From the docs:
An action is a custom application for the GitHub Actions platform that performs a complex but frequently repeated task. Use an action to help reduce the amount of repetitive code that you write in your workflow files.
Actions are a Vendor Lock-in Mechanism
Actions can be obtained from the marketplace, where we can find official ones (GitHub owned) or made by the community. On paper, they sound good, avoid repetitive code and such, but I do not see that with this high regard. The most surprising case for me was
But the same goes when we want to prepare an environment for the language our project needs. There’s
setup-python, and more alike.
This really highlights the purpose of this post. Delegating the preparation of your build environment to third-party components, whether official or by the community, is shooting yourself in the foot because you loose control of that environment, you are exposing your project to the risk of supply chain attacks, and it feels really unnecessary just to spare a few lines of code to setup the environment. But are you really sparing that many lines of code? Ultimately, you’re going to have to declare what your environment needs so other developers can contribute to the project anyway, so why not simply write a bash script to take care of that for you?
The Whole Thing is a Massive Lock-in System
GitHub Actions were essentially built to have people writing their CI/CD systems (which are key to build, ship and distribute apps) based on a system (GitHub) that does not work elsewhere - thus the vendor lock-in. You cannot take your actions and reproduce it elsewhere, not even locally. The underlying principal of re-using actions (
use: actions/checkout@v4, for instance) makes a change to another system a highly expensive one, because it’s not about doing a couple tweaks, like adding a
git checkout call in your new system - one would have to design the entire system from scratch because you would be missing a awful lot of these steps along the way in your CI/CD process.
I was surprised to find so many public and private projects using this system without considering making its backbone simple, reproducible bash scripts. Despite the recommendation of using actions from the marketplace, the DevOps engineer has the option to write bash scripts and use those instead of re-usable actions. Advantages? Well:
- No vendor lock-in in regards to your CI/CD system - if in the future you need to change, you take your bash scripts with you and make that work, instead of redesigning the whole system again;
- Reproducible builds (developers can build the project locally and debug anything that comes up - and it will happen!) and I’m surprised people are not experiencing too much of this;
- No third party dependencies by not importing code you do not own (it doesn’t matter if it is open source or not, official or from the community);
Disadvantages? More code to write? Is it really though? As mentioned above, you’re probably already writing some from of reproducible builds for your devs, like
nix or something - why not leverage those instead?
I remember when GitHub Actions were mostly a paid system, where users had 2000 minutes for free each month. I don’t recall what was the syntax like at the time, but I would really love to dig down the rabbit hole and find out if this action re-usability concept came after that or not.

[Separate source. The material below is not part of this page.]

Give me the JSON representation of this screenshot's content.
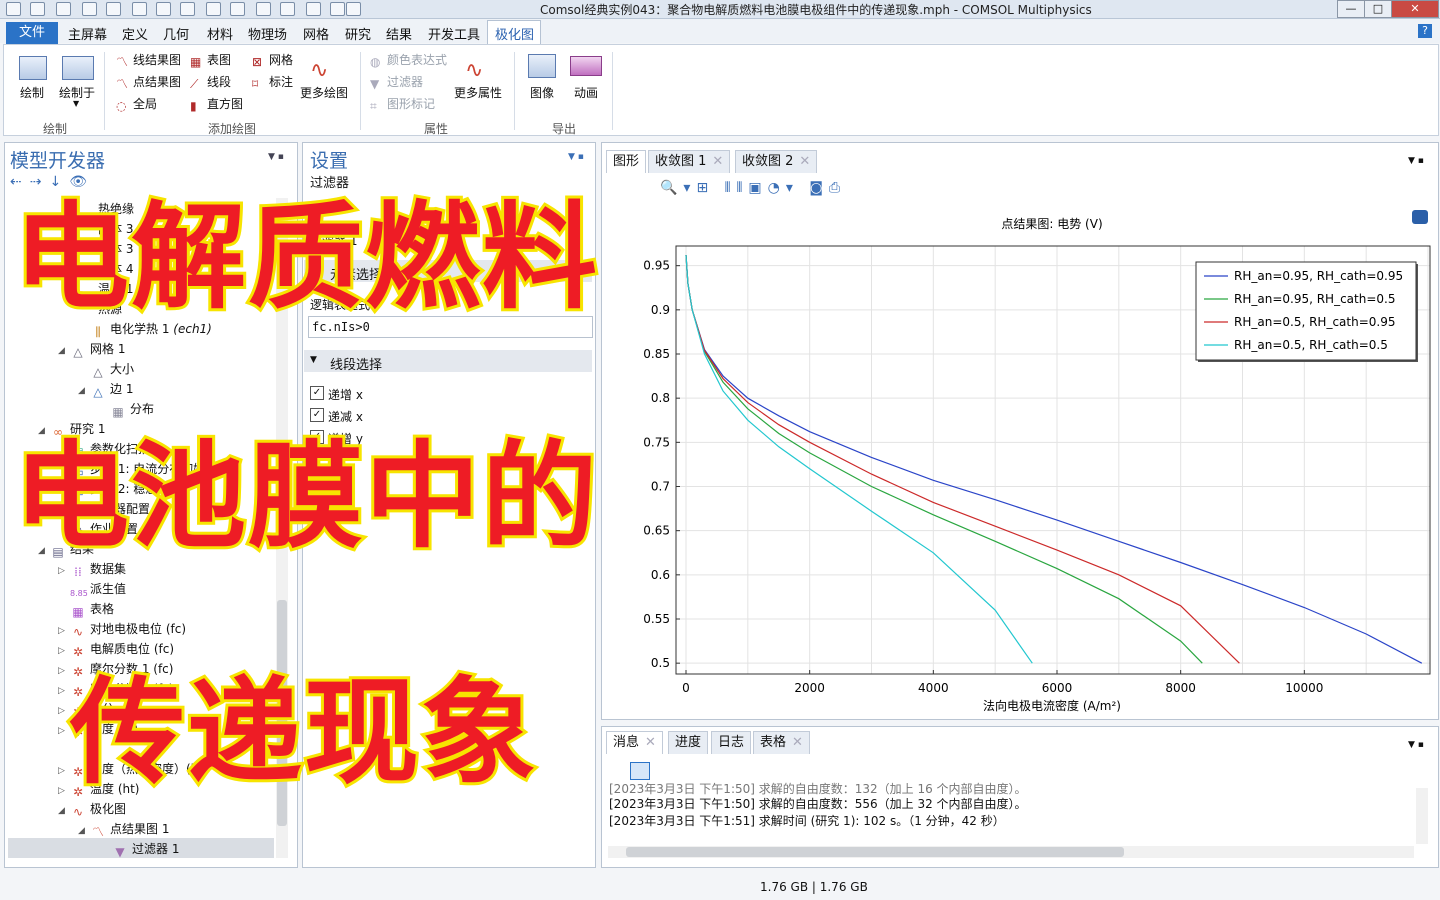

Hope you enjoyed reading this mild rant I’m writing after completing a phase 1 of a project that required learning and reworking on the CI/CD Pipelines for a list of 20 projects. An after-thought that emerged very quickly was to create bash scripts to use further down the road - which I think is the way to go to create secure, reproducible and vendor free CI/CD pipelines for your projects, whether on a commercial or open source setting.
Thanks for reading, I’ll see you next time.